hurricane sandy. we'll look at its possible effect on turnout tomorrow. and would you believe the threat from the next storm on the way, a nor'easter threatening for mid-week. the storm, and the election, our coverage, nbc nightly news begins now. >>> good evening, and we can tell you it is almost over now, after a couple of years and a couple of billion, on the eve of decision 2012, we are very close to knowing the first indications of how this race is going to break. heading into election day, by all accounts this election is a statistical dead heat, the latest national head to head has this as a 48-47 race, while state polls vary and while the battleground states call for a lot, you can tell how tight the race is by watching the two campaigns, positively barnstorming the battleground states, battling it out, based on the hope of converts here. all this, while the whole region of the country sits in the dark and watches the profound plaza h peter alexander traveling with the romney campaign in columbus, ohio. peter, good evening. >> reporter: brian, good evening to you. late today, the
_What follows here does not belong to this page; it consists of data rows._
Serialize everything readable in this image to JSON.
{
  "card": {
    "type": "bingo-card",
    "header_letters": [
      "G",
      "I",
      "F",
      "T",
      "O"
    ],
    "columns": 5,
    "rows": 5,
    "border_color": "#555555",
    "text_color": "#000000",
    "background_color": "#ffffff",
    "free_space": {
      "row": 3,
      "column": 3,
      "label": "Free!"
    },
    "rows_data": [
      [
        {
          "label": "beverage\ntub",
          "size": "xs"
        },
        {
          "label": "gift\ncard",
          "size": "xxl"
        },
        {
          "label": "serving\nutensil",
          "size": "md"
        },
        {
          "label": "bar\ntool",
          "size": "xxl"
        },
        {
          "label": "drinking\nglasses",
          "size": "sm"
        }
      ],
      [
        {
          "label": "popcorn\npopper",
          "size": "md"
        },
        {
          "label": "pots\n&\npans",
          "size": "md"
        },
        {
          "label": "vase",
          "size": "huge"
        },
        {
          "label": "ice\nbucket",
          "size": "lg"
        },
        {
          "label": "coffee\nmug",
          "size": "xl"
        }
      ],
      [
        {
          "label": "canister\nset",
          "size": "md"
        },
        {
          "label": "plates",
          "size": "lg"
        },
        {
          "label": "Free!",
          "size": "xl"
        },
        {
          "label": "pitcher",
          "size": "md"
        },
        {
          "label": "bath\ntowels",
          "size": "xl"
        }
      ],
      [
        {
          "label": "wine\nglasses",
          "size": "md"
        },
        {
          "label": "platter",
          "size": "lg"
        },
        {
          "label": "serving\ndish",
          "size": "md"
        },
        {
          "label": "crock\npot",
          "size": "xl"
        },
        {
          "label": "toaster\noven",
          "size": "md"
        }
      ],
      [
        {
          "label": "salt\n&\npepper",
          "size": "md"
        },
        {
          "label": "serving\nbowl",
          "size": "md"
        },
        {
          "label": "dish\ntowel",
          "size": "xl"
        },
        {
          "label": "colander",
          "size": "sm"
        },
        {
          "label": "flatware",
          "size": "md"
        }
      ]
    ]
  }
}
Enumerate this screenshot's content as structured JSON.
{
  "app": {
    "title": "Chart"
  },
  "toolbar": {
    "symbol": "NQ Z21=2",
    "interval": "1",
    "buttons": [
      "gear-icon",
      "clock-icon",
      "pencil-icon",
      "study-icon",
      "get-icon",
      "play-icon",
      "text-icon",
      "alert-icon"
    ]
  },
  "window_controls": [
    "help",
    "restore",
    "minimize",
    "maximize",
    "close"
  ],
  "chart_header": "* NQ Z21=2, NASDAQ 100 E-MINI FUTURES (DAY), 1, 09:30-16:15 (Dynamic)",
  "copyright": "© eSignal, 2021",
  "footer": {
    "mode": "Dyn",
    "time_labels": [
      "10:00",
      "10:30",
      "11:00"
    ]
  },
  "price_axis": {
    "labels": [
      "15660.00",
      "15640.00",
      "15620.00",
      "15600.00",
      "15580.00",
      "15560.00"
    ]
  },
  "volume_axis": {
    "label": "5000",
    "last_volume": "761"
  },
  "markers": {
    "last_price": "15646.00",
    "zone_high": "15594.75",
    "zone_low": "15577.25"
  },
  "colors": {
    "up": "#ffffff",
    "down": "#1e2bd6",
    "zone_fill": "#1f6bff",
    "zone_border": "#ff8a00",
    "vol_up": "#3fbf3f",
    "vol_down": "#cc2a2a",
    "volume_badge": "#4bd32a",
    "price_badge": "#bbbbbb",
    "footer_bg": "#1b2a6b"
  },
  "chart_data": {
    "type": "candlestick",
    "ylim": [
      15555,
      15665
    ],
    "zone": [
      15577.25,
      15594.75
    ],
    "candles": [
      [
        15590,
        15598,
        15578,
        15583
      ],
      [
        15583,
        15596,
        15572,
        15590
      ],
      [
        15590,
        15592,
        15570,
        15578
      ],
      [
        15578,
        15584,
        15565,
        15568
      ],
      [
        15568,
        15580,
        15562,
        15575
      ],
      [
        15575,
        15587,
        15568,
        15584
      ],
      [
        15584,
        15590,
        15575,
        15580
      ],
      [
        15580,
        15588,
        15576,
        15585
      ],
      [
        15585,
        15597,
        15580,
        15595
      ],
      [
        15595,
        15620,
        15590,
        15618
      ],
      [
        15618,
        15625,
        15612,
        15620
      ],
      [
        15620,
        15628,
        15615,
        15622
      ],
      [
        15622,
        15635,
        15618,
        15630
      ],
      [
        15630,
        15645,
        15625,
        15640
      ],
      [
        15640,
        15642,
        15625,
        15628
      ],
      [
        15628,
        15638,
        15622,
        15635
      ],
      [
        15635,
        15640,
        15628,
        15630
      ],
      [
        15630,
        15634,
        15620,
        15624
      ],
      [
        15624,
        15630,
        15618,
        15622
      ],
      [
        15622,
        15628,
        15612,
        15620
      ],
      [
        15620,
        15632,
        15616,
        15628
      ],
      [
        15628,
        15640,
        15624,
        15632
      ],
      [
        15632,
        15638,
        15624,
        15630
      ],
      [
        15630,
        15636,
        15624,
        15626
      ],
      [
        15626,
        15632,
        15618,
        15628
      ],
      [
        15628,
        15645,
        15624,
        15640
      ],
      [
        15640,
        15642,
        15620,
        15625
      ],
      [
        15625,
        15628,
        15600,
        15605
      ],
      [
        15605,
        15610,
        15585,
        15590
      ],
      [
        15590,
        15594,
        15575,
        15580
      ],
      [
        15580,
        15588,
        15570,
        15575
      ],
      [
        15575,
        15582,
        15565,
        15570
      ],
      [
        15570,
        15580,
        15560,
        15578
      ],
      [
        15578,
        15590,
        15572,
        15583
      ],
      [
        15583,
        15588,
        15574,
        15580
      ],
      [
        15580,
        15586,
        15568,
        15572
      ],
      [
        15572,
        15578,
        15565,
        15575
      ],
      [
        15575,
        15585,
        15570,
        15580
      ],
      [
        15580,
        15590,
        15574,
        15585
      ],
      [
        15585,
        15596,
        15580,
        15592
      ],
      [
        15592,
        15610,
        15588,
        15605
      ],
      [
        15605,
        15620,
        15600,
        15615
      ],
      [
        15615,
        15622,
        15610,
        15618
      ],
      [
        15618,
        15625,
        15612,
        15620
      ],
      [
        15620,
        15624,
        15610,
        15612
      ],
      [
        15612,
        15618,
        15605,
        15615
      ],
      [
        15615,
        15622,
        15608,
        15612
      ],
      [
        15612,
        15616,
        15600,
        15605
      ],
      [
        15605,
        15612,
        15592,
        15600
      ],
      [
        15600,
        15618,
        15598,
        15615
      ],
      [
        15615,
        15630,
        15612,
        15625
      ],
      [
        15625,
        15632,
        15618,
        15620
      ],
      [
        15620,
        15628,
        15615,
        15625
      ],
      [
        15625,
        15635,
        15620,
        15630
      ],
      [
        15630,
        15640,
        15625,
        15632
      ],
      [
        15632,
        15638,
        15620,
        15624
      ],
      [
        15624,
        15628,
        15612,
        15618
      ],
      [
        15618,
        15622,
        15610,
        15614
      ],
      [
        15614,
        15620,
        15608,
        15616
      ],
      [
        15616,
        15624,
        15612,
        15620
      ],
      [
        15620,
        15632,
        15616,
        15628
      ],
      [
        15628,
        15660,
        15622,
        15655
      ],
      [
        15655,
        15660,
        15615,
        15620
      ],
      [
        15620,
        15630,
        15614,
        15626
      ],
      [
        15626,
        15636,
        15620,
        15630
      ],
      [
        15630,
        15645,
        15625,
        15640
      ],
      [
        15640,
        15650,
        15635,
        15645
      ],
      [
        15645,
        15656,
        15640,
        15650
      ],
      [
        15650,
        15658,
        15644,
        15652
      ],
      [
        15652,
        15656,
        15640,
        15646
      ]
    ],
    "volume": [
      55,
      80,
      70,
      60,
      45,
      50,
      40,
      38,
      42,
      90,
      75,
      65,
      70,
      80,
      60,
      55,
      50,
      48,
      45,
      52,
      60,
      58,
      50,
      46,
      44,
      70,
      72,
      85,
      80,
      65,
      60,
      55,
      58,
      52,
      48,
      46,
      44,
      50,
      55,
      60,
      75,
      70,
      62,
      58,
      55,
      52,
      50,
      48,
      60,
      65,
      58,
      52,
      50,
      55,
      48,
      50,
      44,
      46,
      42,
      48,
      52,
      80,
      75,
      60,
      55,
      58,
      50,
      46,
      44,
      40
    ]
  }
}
as the suffering from hurricane sandy continues for so many people. ron allen's been covering that, he's across the river from new york city in hard hit hoboken, new jersey. ron, good evening. >> reporter: good evening to you, brian. this city hall has been the center for relief operations here. today they added voting to the long list of things they're trying to accomplish. for voters in new york and new jersey, still battling the aftermath of the storm, there was frustration and confusion, and a huge problem caused by e-mail voting. election day got off to a chaotic start in communities outside new york city that still don't have power. when voters arrived at polling places that were not ready. >> it's a disgrace. i've been here three times, they finally got machines in, now the machines are jammed up. >> reporter: in manhattan, where the storms effects still linger, the lines were long. in queens, tents were set up outside unusable polling places. shuttle buses carried other voters to alternative sites. throughout the metro area, some who turned out early even used flashlights. any means pos
. >> reporter: the family is staying at their daughter's house, the only one who had power restored after sandy hit. but it didn't last long. >> all of a sudden, it just went black. >> reporter: now, almost nobody in this town has electricity. >> people can't be 18, 19, 20 days without electricity in this day and age. >> reporter: restoring power throughout the region has now become more difficult. >> some experienced power outages as a result of snow and wind yesterday, which set us back slightly. >> reporter: and the hard-hit area goes as far as point pleasant, new jersey. >> any time you have snow on top, doesn't make it much easier. >> reporter: crews around the country were already working around the clock. this team came from washington state. >> it is overwhelming, people don't realize, they see their small area, they wonder why it takes so long to get their power back on, but the amount of devastation is just so widespread that it is crazy. >> reporter: just down the road in bay head, the duncan's home is in -- unlivable. like many, they wonder when the crazy weather will finally end. >
Search Results 0 to 7 of about 8 (some duplicates have been removed)